[Dataset rows for apps and sites]:
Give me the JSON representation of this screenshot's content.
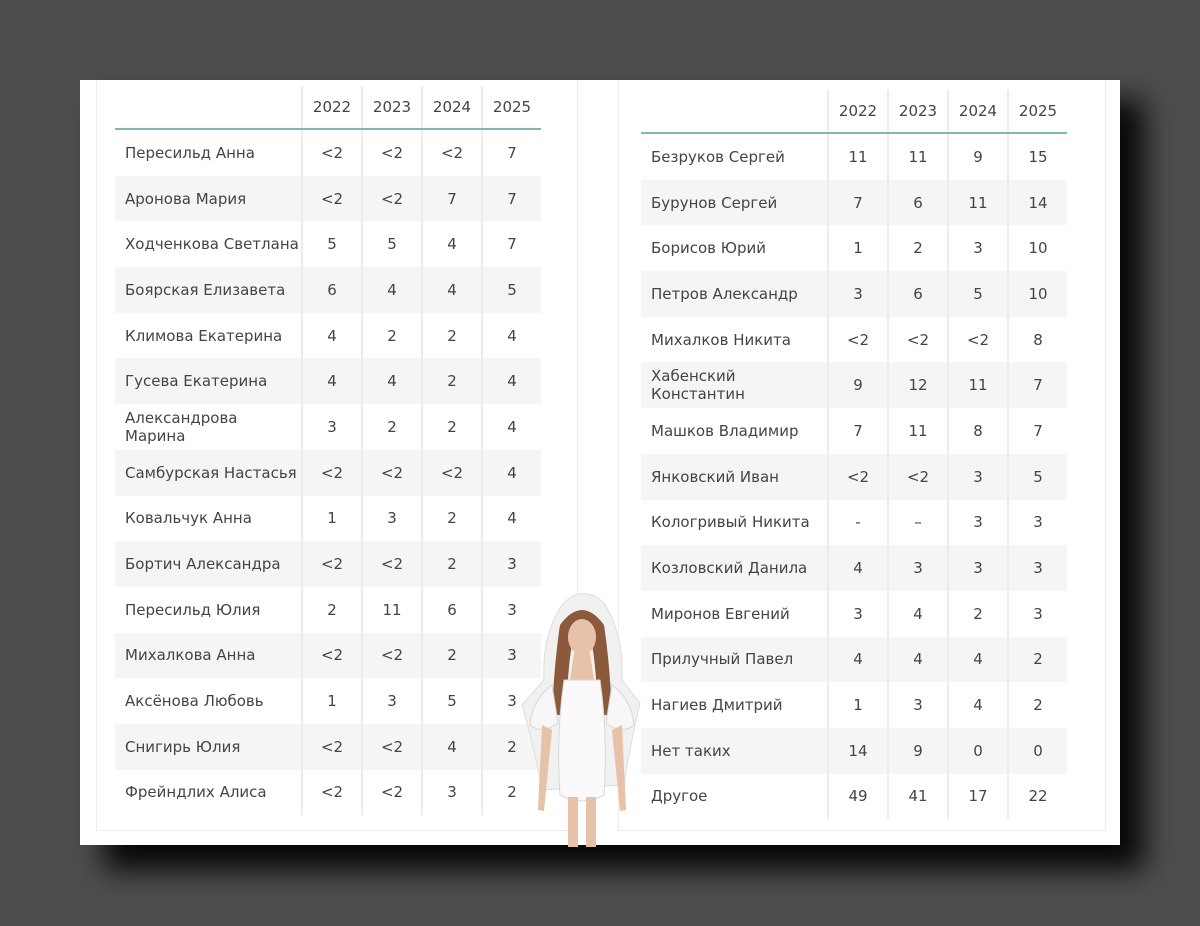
{
  "left_table": {
    "years": [
      "2022",
      "2023",
      "2024",
      "2025"
    ],
    "rows": [
      {
        "name": "Пересильд Анна",
        "values": [
          "<2",
          "<2",
          "<2",
          "7"
        ]
      },
      {
        "name": "Аронова Мария",
        "values": [
          "<2",
          "<2",
          "7",
          "7"
        ]
      },
      {
        "name": "Ходченкова Светлана",
        "values": [
          "5",
          "5",
          "4",
          "7"
        ]
      },
      {
        "name": "Боярская Елизавета",
        "values": [
          "6",
          "4",
          "4",
          "5"
        ]
      },
      {
        "name": "Климова Екатерина",
        "values": [
          "4",
          "2",
          "2",
          "4"
        ]
      },
      {
        "name": "Гусева Екатерина",
        "values": [
          "4",
          "4",
          "2",
          "4"
        ]
      },
      {
        "name": "Александрова Марина",
        "values": [
          "3",
          "2",
          "2",
          "4"
        ]
      },
      {
        "name": "Самбурская Настасья",
        "values": [
          "<2",
          "<2",
          "<2",
          "4"
        ]
      },
      {
        "name": "Ковальчук Анна",
        "values": [
          "1",
          "3",
          "2",
          "4"
        ]
      },
      {
        "name": "Бортич Александра",
        "values": [
          "<2",
          "<2",
          "2",
          "3"
        ]
      },
      {
        "name": "Пересильд Юлия",
        "values": [
          "2",
          "11",
          "6",
          "3"
        ]
      },
      {
        "name": "Михалкова Анна",
        "values": [
          "<2",
          "<2",
          "2",
          "3"
        ]
      },
      {
        "name": "Аксёнова Любовь",
        "values": [
          "1",
          "3",
          "5",
          "3"
        ]
      },
      {
        "name": "Снигирь Юлия",
        "values": [
          "<2",
          "<2",
          "4",
          "2"
        ]
      },
      {
        "name": "Фрейндлих Алиса",
        "values": [
          "<2",
          "<2",
          "3",
          "2"
        ]
      }
    ]
  },
  "right_table": {
    "years": [
      "2022",
      "2023",
      "2024",
      "2025"
    ],
    "rows": [
      {
        "name": "Безруков Сергей",
        "values": [
          "11",
          "11",
          "9",
          "15"
        ]
      },
      {
        "name": "Бурунов Сергей",
        "values": [
          "7",
          "6",
          "11",
          "14"
        ]
      },
      {
        "name": "Борисов Юрий",
        "values": [
          "1",
          "2",
          "3",
          "10"
        ]
      },
      {
        "name": "Петров Александр",
        "values": [
          "3",
          "6",
          "5",
          "10"
        ]
      },
      {
        "name": "Михалков Никита",
        "values": [
          "<2",
          "<2",
          "<2",
          "8"
        ]
      },
      {
        "name": "Хабенский Константин",
        "values": [
          "9",
          "12",
          "11",
          "7"
        ]
      },
      {
        "name": "Машков Владимир",
        "values": [
          "7",
          "11",
          "8",
          "7"
        ]
      },
      {
        "name": "Янковский Иван",
        "values": [
          "<2",
          "<2",
          "3",
          "5"
        ]
      },
      {
        "name": "Кологривый Никита",
        "values": [
          "-",
          "–",
          "3",
          "3"
        ]
      },
      {
        "name": "Козловский Данила",
        "values": [
          "4",
          "3",
          "3",
          "3"
        ]
      },
      {
        "name": "Миронов Евгений",
        "values": [
          "3",
          "4",
          "2",
          "3"
        ]
      },
      {
        "name": "Прилучный Павел",
        "values": [
          "4",
          "4",
          "4",
          "2"
        ]
      },
      {
        "name": "Нагиев Дмитрий",
        "values": [
          "1",
          "3",
          "4",
          "2"
        ]
      },
      {
        "name": "Нет таких",
        "values": [
          "14",
          "9",
          "0",
          "0"
        ]
      },
      {
        "name": "Другое",
        "values": [
          "49",
          "41",
          "17",
          "22"
        ]
      }
    ]
  },
  "colors": {
    "background": "#4d4d4d",
    "sheet": "#ffffff",
    "header_rule": "#7fb7b4",
    "row_alt": "#f5f5f5"
  }
}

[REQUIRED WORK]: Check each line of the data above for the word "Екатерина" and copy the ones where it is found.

[TASK ANSWER]:
        "name": "Климова Екатерина",
        "name": "Гусева Екатерина",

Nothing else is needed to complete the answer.